_Problem details_
Read through the lines below for the string "this" and copy each one that has it.

_The records_

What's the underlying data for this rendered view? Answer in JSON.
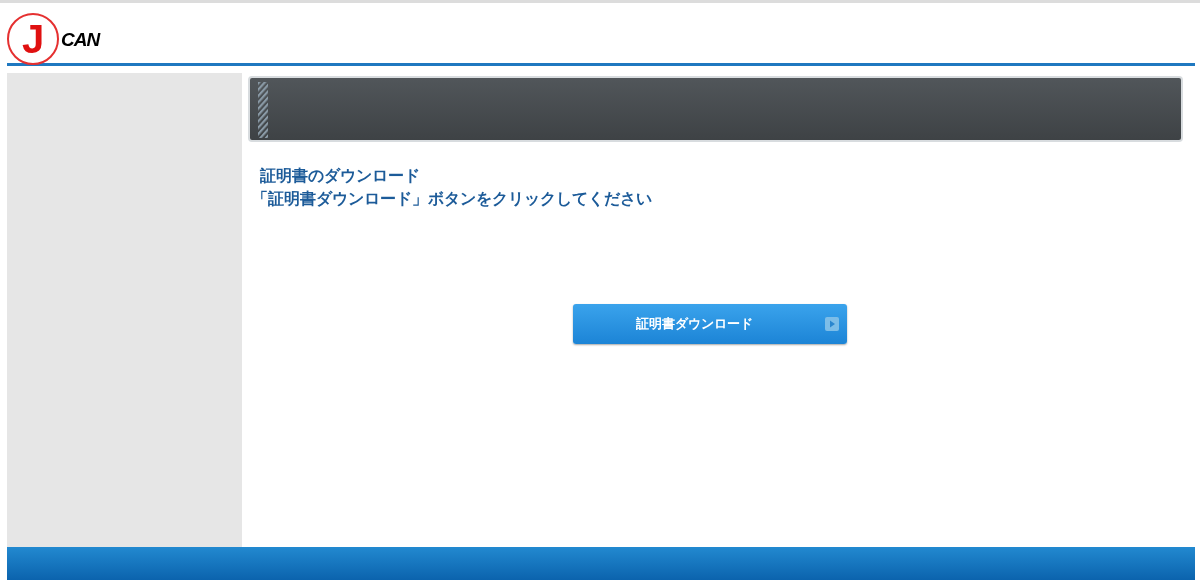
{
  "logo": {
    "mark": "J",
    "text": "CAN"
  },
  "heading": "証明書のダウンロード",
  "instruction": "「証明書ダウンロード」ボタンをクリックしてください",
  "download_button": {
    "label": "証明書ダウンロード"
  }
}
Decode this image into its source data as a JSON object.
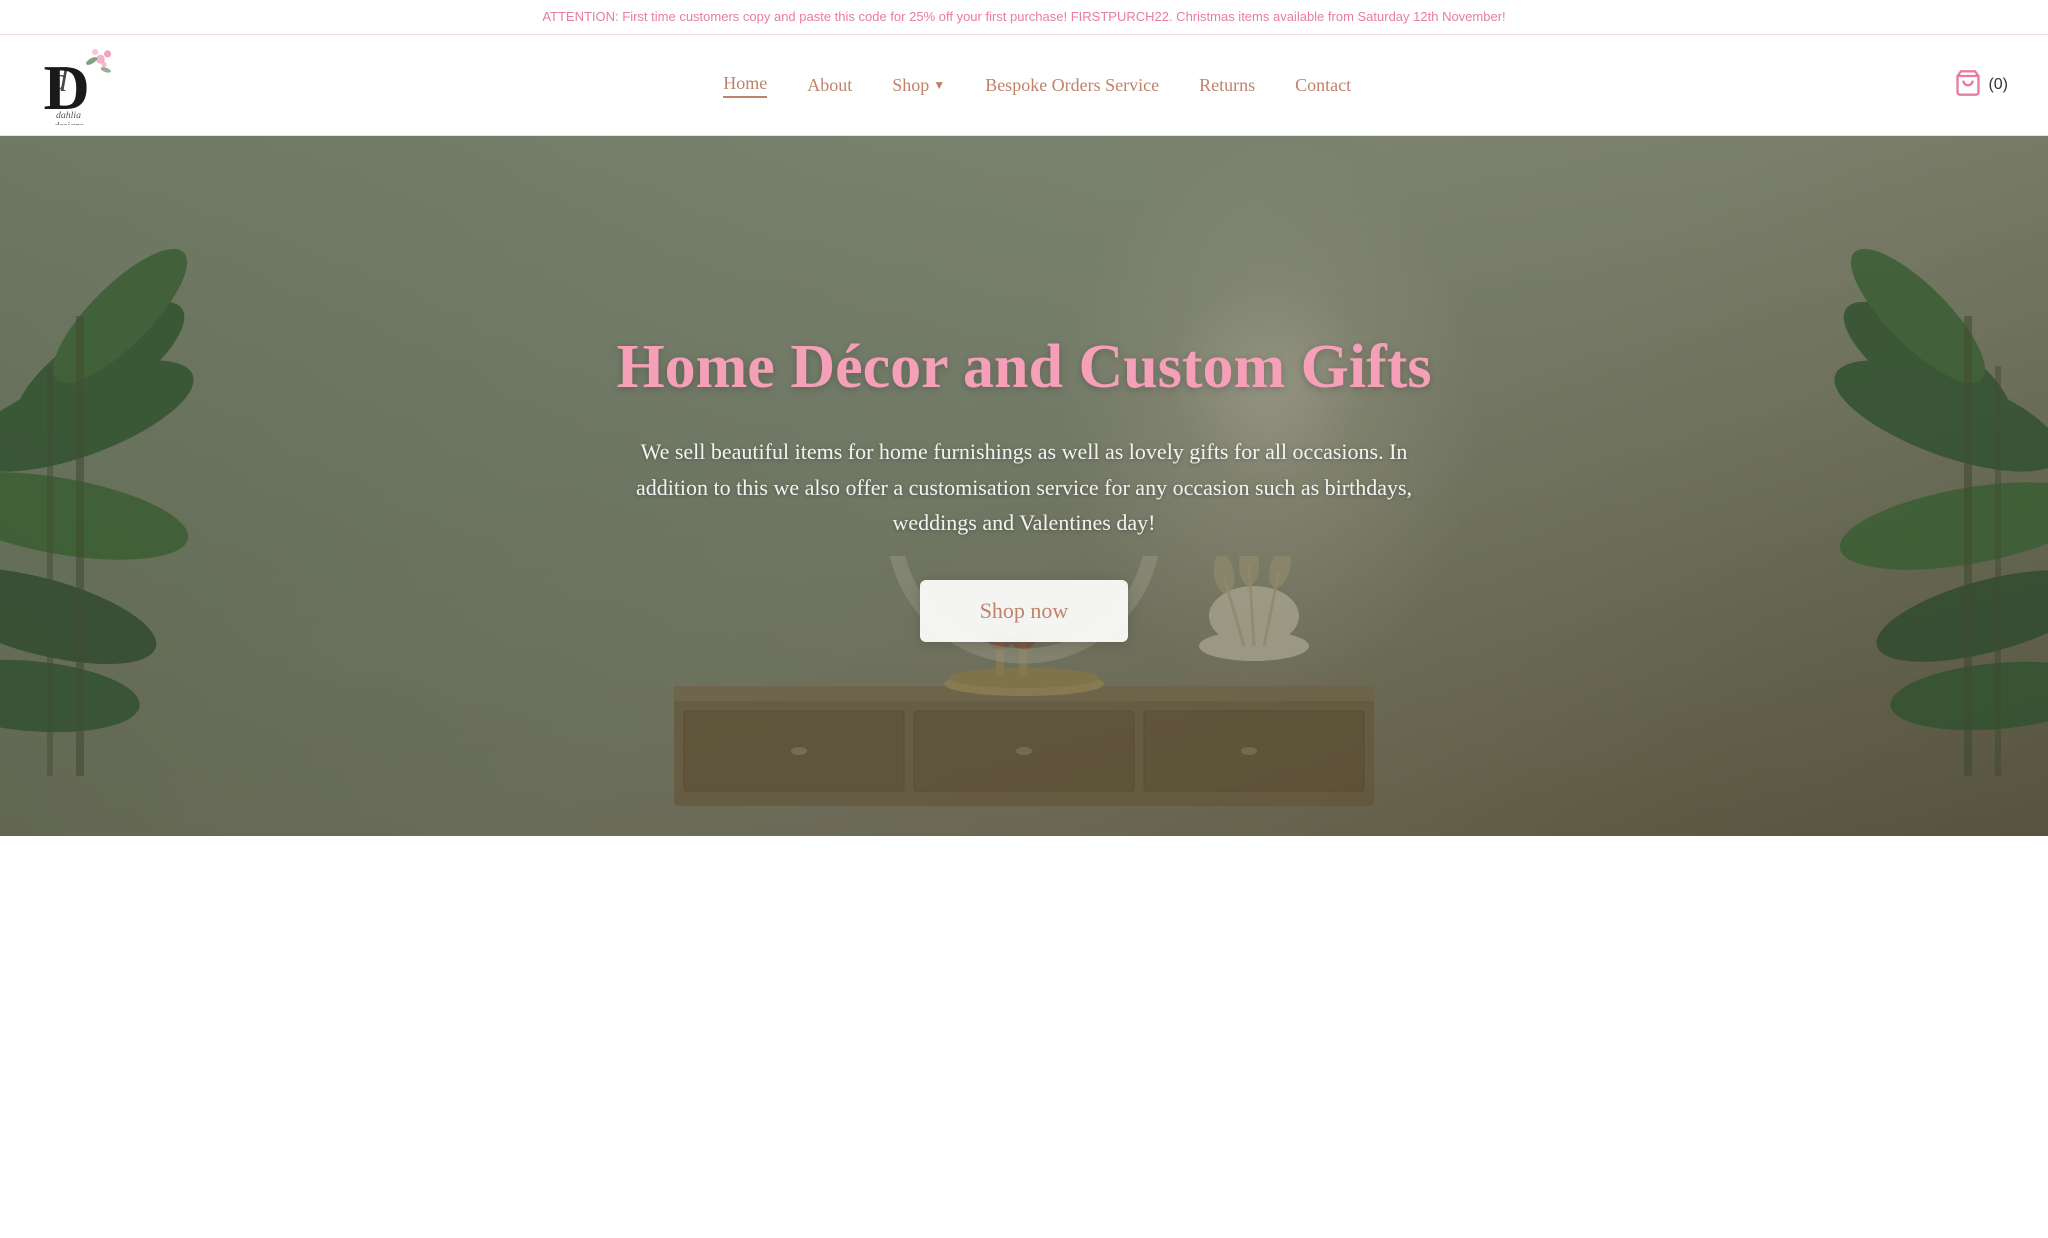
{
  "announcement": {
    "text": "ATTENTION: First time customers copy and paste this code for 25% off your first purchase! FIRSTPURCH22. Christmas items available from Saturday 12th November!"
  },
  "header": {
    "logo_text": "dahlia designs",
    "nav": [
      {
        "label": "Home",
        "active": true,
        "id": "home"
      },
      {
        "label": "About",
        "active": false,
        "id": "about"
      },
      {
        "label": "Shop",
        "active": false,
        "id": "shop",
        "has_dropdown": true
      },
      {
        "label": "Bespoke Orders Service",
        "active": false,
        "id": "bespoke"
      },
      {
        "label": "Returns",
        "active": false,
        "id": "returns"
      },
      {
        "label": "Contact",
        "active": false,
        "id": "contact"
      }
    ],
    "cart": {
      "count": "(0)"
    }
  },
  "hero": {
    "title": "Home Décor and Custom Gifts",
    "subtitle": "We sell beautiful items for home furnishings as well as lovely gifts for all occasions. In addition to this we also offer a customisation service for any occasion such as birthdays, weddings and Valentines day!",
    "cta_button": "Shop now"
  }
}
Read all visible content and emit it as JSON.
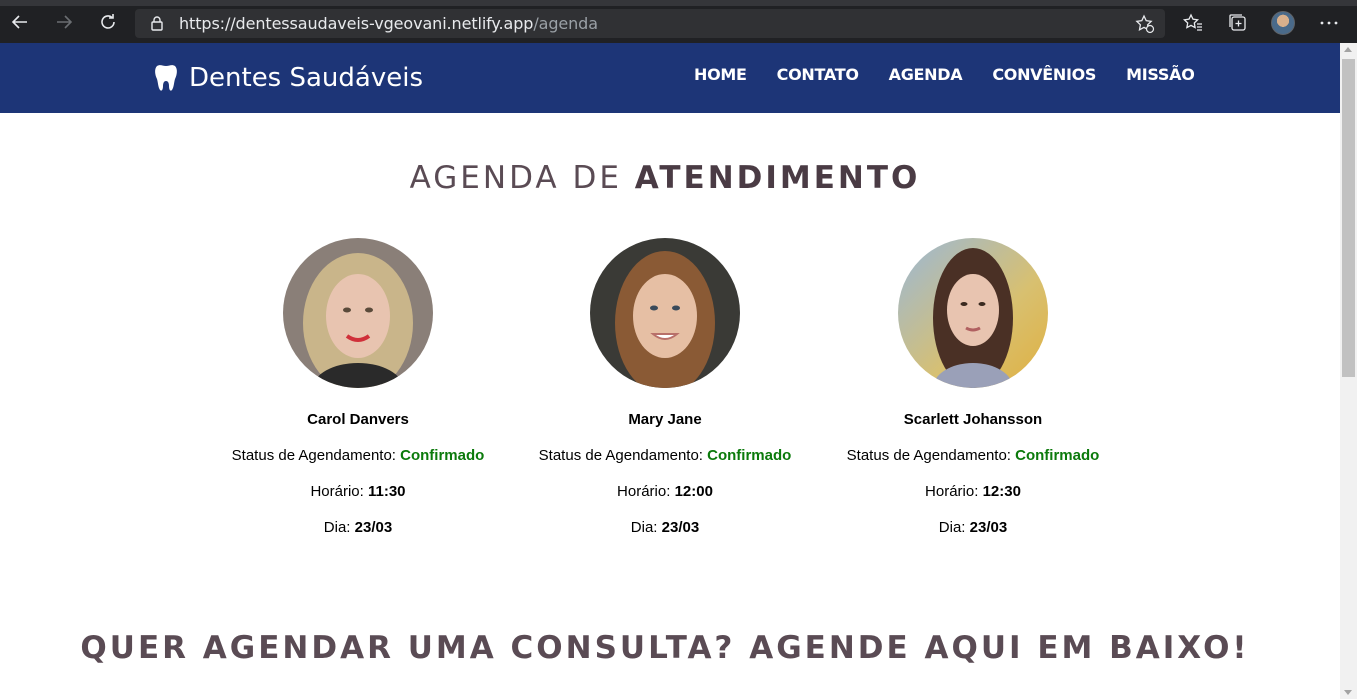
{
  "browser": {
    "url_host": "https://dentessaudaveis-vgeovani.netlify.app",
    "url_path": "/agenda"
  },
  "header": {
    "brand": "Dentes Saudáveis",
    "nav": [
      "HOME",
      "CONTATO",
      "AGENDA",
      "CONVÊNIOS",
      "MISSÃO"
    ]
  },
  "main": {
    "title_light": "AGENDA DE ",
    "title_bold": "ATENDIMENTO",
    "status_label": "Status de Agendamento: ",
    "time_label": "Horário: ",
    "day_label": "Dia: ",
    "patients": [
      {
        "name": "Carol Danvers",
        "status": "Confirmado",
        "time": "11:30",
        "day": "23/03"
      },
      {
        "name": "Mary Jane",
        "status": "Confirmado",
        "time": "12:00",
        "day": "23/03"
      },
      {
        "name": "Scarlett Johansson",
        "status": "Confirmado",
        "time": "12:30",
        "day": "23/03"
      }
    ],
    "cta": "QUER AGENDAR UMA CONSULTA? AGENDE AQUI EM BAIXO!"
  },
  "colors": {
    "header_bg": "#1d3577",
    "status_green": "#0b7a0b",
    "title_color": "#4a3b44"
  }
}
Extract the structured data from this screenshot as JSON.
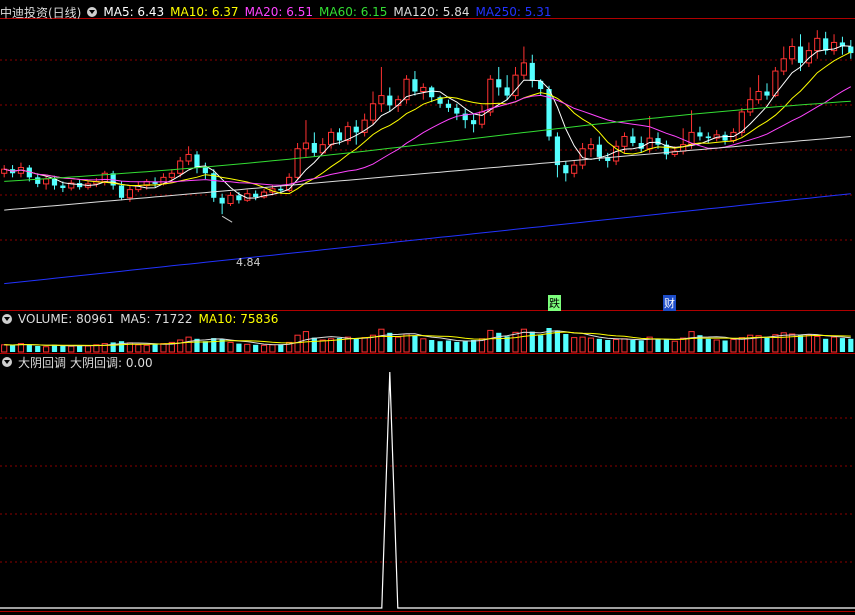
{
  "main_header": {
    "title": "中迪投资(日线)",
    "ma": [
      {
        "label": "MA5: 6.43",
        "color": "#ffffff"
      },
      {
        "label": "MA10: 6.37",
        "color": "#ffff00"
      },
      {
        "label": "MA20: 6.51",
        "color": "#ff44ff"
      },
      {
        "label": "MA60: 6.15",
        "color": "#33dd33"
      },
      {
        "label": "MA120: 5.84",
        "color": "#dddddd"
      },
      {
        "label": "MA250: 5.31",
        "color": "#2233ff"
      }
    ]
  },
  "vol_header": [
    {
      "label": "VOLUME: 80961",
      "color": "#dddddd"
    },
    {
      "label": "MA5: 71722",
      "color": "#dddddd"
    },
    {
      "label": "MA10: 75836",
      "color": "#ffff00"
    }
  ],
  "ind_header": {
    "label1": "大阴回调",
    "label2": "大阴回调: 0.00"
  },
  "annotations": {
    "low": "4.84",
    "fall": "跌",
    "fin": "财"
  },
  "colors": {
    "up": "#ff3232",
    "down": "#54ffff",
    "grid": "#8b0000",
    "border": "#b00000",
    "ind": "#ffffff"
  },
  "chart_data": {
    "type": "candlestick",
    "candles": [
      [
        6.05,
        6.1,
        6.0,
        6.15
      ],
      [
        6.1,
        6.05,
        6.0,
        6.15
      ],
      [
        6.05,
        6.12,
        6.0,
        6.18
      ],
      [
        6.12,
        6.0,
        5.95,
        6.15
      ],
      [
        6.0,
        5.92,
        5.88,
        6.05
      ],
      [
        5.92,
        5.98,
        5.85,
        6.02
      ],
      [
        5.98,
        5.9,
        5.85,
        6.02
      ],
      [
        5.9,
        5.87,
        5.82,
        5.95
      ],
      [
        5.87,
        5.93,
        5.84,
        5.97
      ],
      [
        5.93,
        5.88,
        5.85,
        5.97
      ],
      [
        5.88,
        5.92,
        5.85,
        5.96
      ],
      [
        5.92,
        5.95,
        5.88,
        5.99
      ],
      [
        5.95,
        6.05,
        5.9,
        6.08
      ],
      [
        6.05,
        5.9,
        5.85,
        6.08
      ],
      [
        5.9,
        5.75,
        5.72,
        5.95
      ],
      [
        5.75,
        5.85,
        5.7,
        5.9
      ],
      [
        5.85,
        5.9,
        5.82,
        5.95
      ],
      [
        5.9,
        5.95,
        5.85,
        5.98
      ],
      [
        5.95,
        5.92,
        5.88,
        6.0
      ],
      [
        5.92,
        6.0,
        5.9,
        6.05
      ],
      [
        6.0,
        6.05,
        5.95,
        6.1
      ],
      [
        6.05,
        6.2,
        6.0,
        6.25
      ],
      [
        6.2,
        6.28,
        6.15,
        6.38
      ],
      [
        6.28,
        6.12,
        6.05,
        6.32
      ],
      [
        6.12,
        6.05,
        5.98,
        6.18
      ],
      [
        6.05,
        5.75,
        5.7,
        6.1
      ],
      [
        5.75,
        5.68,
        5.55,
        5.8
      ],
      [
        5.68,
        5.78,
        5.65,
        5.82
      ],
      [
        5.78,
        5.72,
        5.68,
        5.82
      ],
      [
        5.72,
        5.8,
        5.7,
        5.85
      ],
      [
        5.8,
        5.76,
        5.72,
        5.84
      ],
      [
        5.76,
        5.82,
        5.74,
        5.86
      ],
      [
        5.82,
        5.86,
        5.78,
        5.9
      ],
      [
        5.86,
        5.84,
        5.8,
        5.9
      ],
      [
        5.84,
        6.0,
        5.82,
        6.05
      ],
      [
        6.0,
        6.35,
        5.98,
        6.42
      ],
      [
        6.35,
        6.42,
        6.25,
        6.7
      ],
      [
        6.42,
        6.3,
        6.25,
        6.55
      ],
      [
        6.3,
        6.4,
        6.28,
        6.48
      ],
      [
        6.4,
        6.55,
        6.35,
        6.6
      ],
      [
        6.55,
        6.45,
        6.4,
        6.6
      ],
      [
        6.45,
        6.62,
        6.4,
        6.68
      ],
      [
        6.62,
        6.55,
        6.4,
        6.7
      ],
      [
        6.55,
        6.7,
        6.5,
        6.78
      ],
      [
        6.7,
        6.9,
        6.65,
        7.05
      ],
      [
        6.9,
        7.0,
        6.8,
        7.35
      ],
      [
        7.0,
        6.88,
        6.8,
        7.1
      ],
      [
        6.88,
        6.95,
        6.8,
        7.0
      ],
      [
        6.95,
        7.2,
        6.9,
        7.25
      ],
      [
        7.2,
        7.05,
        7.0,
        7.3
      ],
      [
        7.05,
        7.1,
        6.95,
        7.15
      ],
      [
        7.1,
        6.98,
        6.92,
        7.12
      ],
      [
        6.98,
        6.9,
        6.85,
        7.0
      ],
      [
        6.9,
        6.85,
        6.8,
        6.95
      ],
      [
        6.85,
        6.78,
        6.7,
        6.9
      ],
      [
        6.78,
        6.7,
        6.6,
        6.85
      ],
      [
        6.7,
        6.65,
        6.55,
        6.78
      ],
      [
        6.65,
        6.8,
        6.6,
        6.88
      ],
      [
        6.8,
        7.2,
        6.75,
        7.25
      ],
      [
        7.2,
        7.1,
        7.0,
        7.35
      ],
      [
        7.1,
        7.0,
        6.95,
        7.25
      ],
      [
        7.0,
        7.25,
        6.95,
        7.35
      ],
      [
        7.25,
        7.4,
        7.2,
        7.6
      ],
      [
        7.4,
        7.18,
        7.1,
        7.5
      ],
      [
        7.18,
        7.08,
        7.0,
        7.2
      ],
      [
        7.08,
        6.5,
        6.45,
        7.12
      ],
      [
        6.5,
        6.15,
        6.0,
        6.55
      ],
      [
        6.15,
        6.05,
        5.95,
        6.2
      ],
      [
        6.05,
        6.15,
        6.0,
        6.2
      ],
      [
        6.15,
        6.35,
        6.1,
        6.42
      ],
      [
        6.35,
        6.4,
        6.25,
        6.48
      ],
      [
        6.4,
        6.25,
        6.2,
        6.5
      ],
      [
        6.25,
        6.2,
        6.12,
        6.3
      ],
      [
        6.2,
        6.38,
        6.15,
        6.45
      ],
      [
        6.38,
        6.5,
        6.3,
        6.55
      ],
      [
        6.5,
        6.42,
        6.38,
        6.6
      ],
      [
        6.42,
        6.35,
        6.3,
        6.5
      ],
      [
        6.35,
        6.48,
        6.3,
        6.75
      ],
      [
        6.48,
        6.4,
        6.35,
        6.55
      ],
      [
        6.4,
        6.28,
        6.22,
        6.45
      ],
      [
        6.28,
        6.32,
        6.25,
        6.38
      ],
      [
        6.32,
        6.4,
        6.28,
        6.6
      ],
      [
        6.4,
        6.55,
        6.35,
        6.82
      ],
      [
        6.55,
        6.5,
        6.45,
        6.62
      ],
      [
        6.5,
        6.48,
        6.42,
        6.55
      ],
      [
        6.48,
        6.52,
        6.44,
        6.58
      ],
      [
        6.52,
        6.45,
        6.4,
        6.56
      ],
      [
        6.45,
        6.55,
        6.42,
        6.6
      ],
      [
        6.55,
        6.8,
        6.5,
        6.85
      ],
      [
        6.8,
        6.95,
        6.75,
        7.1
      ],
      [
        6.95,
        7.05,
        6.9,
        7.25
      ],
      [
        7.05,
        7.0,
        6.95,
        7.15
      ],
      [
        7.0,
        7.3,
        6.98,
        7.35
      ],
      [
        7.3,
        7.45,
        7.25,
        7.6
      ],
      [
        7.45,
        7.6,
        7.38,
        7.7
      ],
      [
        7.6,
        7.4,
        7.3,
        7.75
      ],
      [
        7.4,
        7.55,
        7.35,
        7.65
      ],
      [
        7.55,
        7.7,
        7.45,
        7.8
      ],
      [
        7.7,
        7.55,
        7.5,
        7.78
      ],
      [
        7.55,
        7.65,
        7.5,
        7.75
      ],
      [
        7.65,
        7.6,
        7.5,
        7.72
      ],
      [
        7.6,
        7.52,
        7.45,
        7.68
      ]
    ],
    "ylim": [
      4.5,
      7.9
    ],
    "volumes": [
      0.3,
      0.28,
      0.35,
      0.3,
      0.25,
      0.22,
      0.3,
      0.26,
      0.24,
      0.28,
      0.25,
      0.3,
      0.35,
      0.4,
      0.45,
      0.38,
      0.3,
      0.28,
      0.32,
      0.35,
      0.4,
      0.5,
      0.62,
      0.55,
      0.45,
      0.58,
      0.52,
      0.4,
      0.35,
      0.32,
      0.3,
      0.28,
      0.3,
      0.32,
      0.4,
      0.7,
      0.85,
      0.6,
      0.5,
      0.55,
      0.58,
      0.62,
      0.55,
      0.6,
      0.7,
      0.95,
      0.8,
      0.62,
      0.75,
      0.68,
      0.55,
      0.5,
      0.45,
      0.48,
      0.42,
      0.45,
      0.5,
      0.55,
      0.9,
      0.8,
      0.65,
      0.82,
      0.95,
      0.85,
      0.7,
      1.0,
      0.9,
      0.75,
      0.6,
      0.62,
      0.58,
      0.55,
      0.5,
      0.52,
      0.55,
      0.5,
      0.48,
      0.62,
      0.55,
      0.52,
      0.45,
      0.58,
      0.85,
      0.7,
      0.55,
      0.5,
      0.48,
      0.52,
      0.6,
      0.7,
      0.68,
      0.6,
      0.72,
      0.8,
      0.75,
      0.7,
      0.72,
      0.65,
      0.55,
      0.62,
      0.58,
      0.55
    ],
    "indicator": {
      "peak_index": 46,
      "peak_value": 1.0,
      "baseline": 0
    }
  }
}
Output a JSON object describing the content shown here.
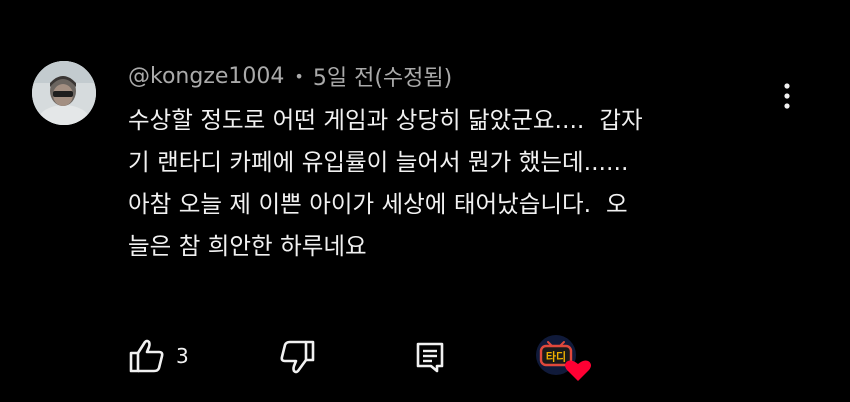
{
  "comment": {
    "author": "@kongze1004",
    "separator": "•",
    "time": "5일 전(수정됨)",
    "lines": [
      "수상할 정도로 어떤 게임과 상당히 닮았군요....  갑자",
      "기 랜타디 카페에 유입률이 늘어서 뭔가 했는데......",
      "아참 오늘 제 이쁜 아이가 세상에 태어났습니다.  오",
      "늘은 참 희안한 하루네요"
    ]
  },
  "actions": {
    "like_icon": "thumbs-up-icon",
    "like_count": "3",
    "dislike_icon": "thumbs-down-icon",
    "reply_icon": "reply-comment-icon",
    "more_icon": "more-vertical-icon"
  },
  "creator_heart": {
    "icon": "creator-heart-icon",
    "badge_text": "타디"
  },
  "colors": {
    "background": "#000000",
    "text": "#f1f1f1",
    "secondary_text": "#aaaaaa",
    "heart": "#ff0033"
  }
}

_Output of the exercise_
What's the underlying data for this rendered view? Answer in JSON.
Decode this image into its source data as a JSON object.
    "text": "ATTENTION: First time customers copy and paste this code for 25% off your first purchase! FIRSTPURCH22. Christmas items available from Saturday 12th November!"
    "subtitle": "We sell beautiful items for home furnishings as well as lovely gifts for all occasions. In addition to this we also offer a customisation service for any occasion such as birthdays, weddings and Valentines day!",
Extract the structured data from this screenshot as JSON.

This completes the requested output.